DATA FOR THIS EXERCISE:
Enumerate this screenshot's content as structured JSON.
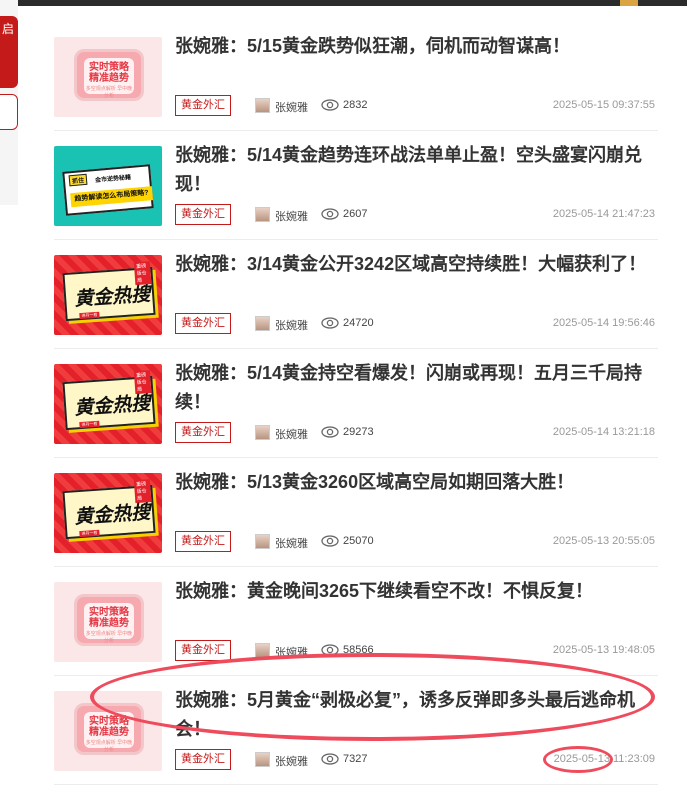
{
  "left": {
    "side_text": "启"
  },
  "articles": [
    {
      "title": "张婉雅：5/15黄金跌势似狂潮，伺机而动智谋高！",
      "tag": "黄金外汇",
      "author": "张婉雅",
      "views": "2832",
      "time": "2025-05-15 09:37:55",
      "thumb": "pink",
      "thumb_text1": "实时策略",
      "thumb_text2": "精准趋势",
      "thumb_sub": "多空观点解析 早中晚分析"
    },
    {
      "title": "张婉雅：5/14黄金趋势连环战法单单止盈！空头盛宴闪崩兑现！",
      "tag": "黄金外汇",
      "author": "张婉雅",
      "views": "2607",
      "time": "2025-05-14 21:47:23",
      "thumb": "teal",
      "thumb_text1": "金市逆势秘籍",
      "thumb_text2": "趋势解读怎么布局策略?",
      "thumb_corner": "抓住"
    },
    {
      "title": "张婉雅：3/14黄金公开3242区域高空持续胜！大幅获利了！",
      "tag": "黄金外汇",
      "author": "张婉雅",
      "views": "24720",
      "time": "2025-05-14 19:56:46",
      "thumb": "red",
      "thumb_text1": "黄金热搜",
      "thumb_badge": "重磅版仓局",
      "thumb_small": "讲丹一看"
    },
    {
      "title": "张婉雅：5/14黄金持空看爆发！闪崩或再现！五月三千局持续！",
      "tag": "黄金外汇",
      "author": "张婉雅",
      "views": "29273",
      "time": "2025-05-14 13:21:18",
      "thumb": "red",
      "thumb_text1": "黄金热搜",
      "thumb_badge": "重磅版仓局",
      "thumb_small": "讲丹一看"
    },
    {
      "title": "张婉雅：5/13黄金3260区域高空局如期回落大胜！",
      "tag": "黄金外汇",
      "author": "张婉雅",
      "views": "25070",
      "time": "2025-05-13 20:55:05",
      "thumb": "red",
      "thumb_text1": "黄金热搜",
      "thumb_badge": "重磅版仓局",
      "thumb_small": "讲丹一看"
    },
    {
      "title": "张婉雅：黄金晚间3265下继续看空不改！不惧反复！",
      "tag": "黄金外汇",
      "author": "张婉雅",
      "views": "58566",
      "time": "2025-05-13 19:48:05",
      "thumb": "pink",
      "thumb_text1": "实时策略",
      "thumb_text2": "精准趋势",
      "thumb_sub": "多空观点解析 早中晚分析"
    },
    {
      "title": "张婉雅：5月黄金“剥极必复”，诱多反弹即多头最后逃命机会！",
      "tag": "黄金外汇",
      "author": "张婉雅",
      "views": "7327",
      "time": "2025-05-13 11:23:09",
      "thumb": "pink",
      "thumb_text1": "实时策略",
      "thumb_text2": "精准趋势",
      "thumb_sub": "多空观点解析 早中晚分析"
    }
  ],
  "annotation_color": "#ee4b5c",
  "accent": "#c41a1a"
}
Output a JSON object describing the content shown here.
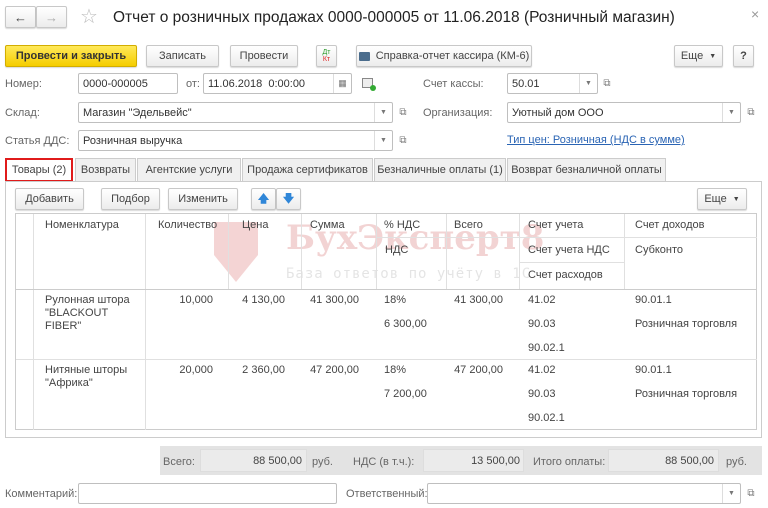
{
  "window": {
    "title": "Отчет о розничных продажах 0000-000005 от 11.06.2018 (Розничный магазин)",
    "back_icon": "arrow-left",
    "forward_icon": "arrow-right",
    "favorite_icon": "star",
    "close_label": "×"
  },
  "toolbar": {
    "post_close": "Провести и закрыть",
    "save": "Записать",
    "post": "Провести",
    "dtkt_top": "Дт",
    "dtkt_bottom": "Кт",
    "report": "Справка-отчет кассира (КМ-6)",
    "more": "Еще",
    "help": "?"
  },
  "form": {
    "number_label": "Номер:",
    "number": "0000-000005",
    "date_label": "от:",
    "date": "11.06.2018  0:00:00",
    "cash_account_label": "Счет кассы:",
    "cash_account": "50.01",
    "warehouse_label": "Склад:",
    "warehouse": "Магазин \"Эдельвейс\"",
    "org_label": "Организация:",
    "org": "Уютный дом ООО",
    "dds_label": "Статья ДДС:",
    "dds": "Розничная выручка",
    "price_type_link": "Тип цен: Розничная (НДС в сумме)"
  },
  "tabs": [
    {
      "label": "Товары (2)",
      "active": true
    },
    {
      "label": "Возвраты"
    },
    {
      "label": "Агентские услуги"
    },
    {
      "label": "Продажа сертификатов"
    },
    {
      "label": "Безналичные оплаты (1)"
    },
    {
      "label": "Возврат безналичной оплаты"
    }
  ],
  "table_toolbar": {
    "add": "Добавить",
    "pick": "Подбор",
    "edit": "Изменить",
    "more": "Еще"
  },
  "table": {
    "headers": {
      "name": "Номенклатура",
      "qty": "Количество",
      "price": "Цена",
      "sum": "Сумма",
      "vat_rate": "% НДС",
      "vat": "НДС",
      "total": "Всего",
      "account": "Счет учета",
      "vat_account": "Счет учета НДС",
      "expense_account": "Счет расходов",
      "income_account": "Счет доходов",
      "subconto": "Субконто"
    },
    "rows": [
      {
        "name": "Рулонная штора \"BLACKOUT FIBER\"",
        "qty": "10,000",
        "price": "4 130,00",
        "sum": "41 300,00",
        "vat_rate": "18%",
        "vat": "6 300,00",
        "total": "41 300,00",
        "account": "41.02",
        "vat_account": "90.03",
        "expense_account": "90.02.1",
        "income_account": "90.01.1",
        "subconto": "Розничная торговля"
      },
      {
        "name": "Нитяные шторы \"Африка\"",
        "qty": "20,000",
        "price": "2 360,00",
        "sum": "47 200,00",
        "vat_rate": "18%",
        "vat": "7 200,00",
        "total": "47 200,00",
        "account": "41.02",
        "vat_account": "90.03",
        "expense_account": "90.02.1",
        "income_account": "90.01.1",
        "subconto": "Розничная торговля"
      }
    ]
  },
  "watermark": {
    "title": "БухЭксперт8",
    "subtitle": "База ответов по учёту в 1С"
  },
  "totals": {
    "total_label": "Всего:",
    "total": "88 500,00",
    "currency": "руб.",
    "vat_label": "НДС (в т.ч.):",
    "vat": "13 500,00",
    "pay_label": "Итого оплаты:",
    "pay": "88 500,00",
    "pay_currency": "руб."
  },
  "bottom": {
    "comment_label": "Комментарий:",
    "comment": "",
    "responsible_label": "Ответственный:",
    "responsible": ""
  }
}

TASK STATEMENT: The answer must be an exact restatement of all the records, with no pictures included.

ANSWER FOR THIS EXERCISE:
Enumerate this screenshot's content as structured JSON.
{
  "left": {
    "side_text": "启"
  },
  "articles": [
    {
      "title": "张婉雅：5/15黄金跌势似狂潮，伺机而动智谋高！",
      "tag": "黄金外汇",
      "author": "张婉雅",
      "views": "2832",
      "time": "2025-05-15 09:37:55",
      "thumb": "pink",
      "thumb_text1": "实时策略",
      "thumb_text2": "精准趋势",
      "thumb_sub": "多空观点解析 早中晚分析"
    },
    {
      "title": "张婉雅：5/14黄金趋势连环战法单单止盈！空头盛宴闪崩兑现！",
      "tag": "黄金外汇",
      "author": "张婉雅",
      "views": "2607",
      "time": "2025-05-14 21:47:23",
      "thumb": "teal",
      "thumb_text1": "金市逆势秘籍",
      "thumb_text2": "趋势解读怎么布局策略?",
      "thumb_corner": "抓住"
    },
    {
      "title": "张婉雅：3/14黄金公开3242区域高空持续胜！大幅获利了！",
      "tag": "黄金外汇",
      "author": "张婉雅",
      "views": "24720",
      "time": "2025-05-14 19:56:46",
      "thumb": "red",
      "thumb_text1": "黄金热搜",
      "thumb_badge": "重磅版仓局",
      "thumb_small": "讲丹一看"
    },
    {
      "title": "张婉雅：5/14黄金持空看爆发！闪崩或再现！五月三千局持续！",
      "tag": "黄金外汇",
      "author": "张婉雅",
      "views": "29273",
      "time": "2025-05-14 13:21:18",
      "thumb": "red",
      "thumb_text1": "黄金热搜",
      "thumb_badge": "重磅版仓局",
      "thumb_small": "讲丹一看"
    },
    {
      "title": "张婉雅：5/13黄金3260区域高空局如期回落大胜！",
      "tag": "黄金外汇",
      "author": "张婉雅",
      "views": "25070",
      "time": "2025-05-13 20:55:05",
      "thumb": "red",
      "thumb_text1": "黄金热搜",
      "thumb_badge": "重磅版仓局",
      "thumb_small": "讲丹一看"
    },
    {
      "title": "张婉雅：黄金晚间3265下继续看空不改！不惧反复！",
      "tag": "黄金外汇",
      "author": "张婉雅",
      "views": "58566",
      "time": "2025-05-13 19:48:05",
      "thumb": "pink",
      "thumb_text1": "实时策略",
      "thumb_text2": "精准趋势",
      "thumb_sub": "多空观点解析 早中晚分析"
    },
    {
      "title": "张婉雅：5月黄金“剥极必复”，诱多反弹即多头最后逃命机会！",
      "tag": "黄金外汇",
      "author": "张婉雅",
      "views": "7327",
      "time": "2025-05-13 11:23:09",
      "thumb": "pink",
      "thumb_text1": "实时策略",
      "thumb_text2": "精准趋势",
      "thumb_sub": "多空观点解析 早中晚分析"
    }
  ],
  "annotation_color": "#ee4b5c",
  "accent": "#c41a1a"
}
Output a JSON object describing the content shown here.
{
  "window": {
    "title": "Отчет о розничных продажах 0000-000005 от 11.06.2018 (Розничный магазин)",
    "back_icon": "arrow-left",
    "forward_icon": "arrow-right",
    "favorite_icon": "star",
    "close_label": "×"
  },
  "toolbar": {
    "post_close": "Провести и закрыть",
    "save": "Записать",
    "post": "Провести",
    "dtkt_top": "Дт",
    "dtkt_bottom": "Кт",
    "report": "Справка-отчет кассира (КМ-6)",
    "more": "Еще",
    "help": "?"
  },
  "form": {
    "number_label": "Номер:",
    "number": "0000-000005",
    "date_label": "от:",
    "date": "11.06.2018  0:00:00",
    "cash_account_label": "Счет кассы:",
    "cash_account": "50.01",
    "warehouse_label": "Склад:",
    "warehouse": "Магазин \"Эдельвейс\"",
    "org_label": "Организация:",
    "org": "Уютный дом ООО",
    "dds_label": "Статья ДДС:",
    "dds": "Розничная выручка",
    "price_type_link": "Тип цен: Розничная (НДС в сумме)"
  },
  "tabs": [
    {
      "label": "Товары (2)",
      "active": true
    },
    {
      "label": "Возвраты"
    },
    {
      "label": "Агентские услуги"
    },
    {
      "label": "Продажа сертификатов"
    },
    {
      "label": "Безналичные оплаты (1)"
    },
    {
      "label": "Возврат безналичной оплаты"
    }
  ],
  "table_toolbar": {
    "add": "Добавить",
    "pick": "Подбор",
    "edit": "Изменить",
    "more": "Еще"
  },
  "table": {
    "headers": {
      "name": "Номенклатура",
      "qty": "Количество",
      "price": "Цена",
      "sum": "Сумма",
      "vat_rate": "% НДС",
      "vat": "НДС",
      "total": "Всего",
      "account": "Счет учета",
      "vat_account": "Счет учета НДС",
      "expense_account": "Счет расходов",
      "income_account": "Счет доходов",
      "subconto": "Субконто"
    },
    "rows": [
      {
        "name": "Рулонная штора \"BLACKOUT FIBER\"",
        "qty": "10,000",
        "price": "4 130,00",
        "sum": "41 300,00",
        "vat_rate": "18%",
        "vat": "6 300,00",
        "total": "41 300,00",
        "account": "41.02",
        "vat_account": "90.03",
        "expense_account": "90.02.1",
        "income_account": "90.01.1",
        "subconto": "Розничная торговля"
      },
      {
        "name": "Нитяные шторы \"Африка\"",
        "qty": "20,000",
        "price": "2 360,00",
        "sum": "47 200,00",
        "vat_rate": "18%",
        "vat": "7 200,00",
        "total": "47 200,00",
        "account": "41.02",
        "vat_account": "90.03",
        "expense_account": "90.02.1",
        "income_account": "90.01.1",
        "subconto": "Розничная торговля"
      }
    ]
  },
  "watermark": {
    "title": "БухЭксперт8",
    "subtitle": "База ответов по учёту в 1С"
  },
  "totals": {
    "total_label": "Всего:",
    "total": "88 500,00",
    "currency": "руб.",
    "vat_label": "НДС (в т.ч.):",
    "vat": "13 500,00",
    "pay_label": "Итого оплаты:",
    "pay": "88 500,00",
    "pay_currency": "руб."
  },
  "bottom": {
    "comment_label": "Комментарий:",
    "comment": "",
    "responsible_label": "Ответственный:",
    "responsible": ""
  }
}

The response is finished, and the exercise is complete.